• **Task input**
-.-.-
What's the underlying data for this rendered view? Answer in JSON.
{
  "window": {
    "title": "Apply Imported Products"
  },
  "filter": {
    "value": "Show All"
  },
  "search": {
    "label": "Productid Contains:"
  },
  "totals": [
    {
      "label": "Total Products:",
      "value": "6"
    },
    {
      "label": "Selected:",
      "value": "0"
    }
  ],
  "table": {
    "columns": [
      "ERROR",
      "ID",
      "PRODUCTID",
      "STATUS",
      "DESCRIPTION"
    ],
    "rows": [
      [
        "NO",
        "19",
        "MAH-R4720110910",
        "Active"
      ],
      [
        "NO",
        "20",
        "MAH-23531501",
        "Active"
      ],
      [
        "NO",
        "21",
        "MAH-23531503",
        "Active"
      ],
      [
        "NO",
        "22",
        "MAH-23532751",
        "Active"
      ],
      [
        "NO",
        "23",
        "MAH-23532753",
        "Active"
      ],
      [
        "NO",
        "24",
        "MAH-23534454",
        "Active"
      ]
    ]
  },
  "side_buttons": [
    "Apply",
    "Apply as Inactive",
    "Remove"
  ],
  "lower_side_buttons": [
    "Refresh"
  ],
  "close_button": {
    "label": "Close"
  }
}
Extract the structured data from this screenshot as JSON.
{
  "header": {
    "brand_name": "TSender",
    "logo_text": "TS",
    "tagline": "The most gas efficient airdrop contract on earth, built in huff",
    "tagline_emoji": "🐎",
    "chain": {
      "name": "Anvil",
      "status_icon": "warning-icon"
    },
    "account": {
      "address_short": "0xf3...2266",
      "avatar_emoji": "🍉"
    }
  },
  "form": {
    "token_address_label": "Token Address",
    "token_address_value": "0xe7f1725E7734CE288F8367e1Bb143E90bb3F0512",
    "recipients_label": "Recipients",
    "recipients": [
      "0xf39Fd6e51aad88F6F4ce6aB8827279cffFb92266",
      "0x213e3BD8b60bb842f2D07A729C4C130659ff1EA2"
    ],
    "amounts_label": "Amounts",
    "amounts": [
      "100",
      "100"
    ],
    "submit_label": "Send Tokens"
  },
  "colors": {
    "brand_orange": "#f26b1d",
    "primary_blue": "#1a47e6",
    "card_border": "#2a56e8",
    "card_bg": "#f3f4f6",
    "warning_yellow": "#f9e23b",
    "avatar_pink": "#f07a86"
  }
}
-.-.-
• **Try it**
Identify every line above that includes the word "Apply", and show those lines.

• **Exercise answer**
    "title": "Apply Imported Products"
    "Apply",
    "Apply as Inactive",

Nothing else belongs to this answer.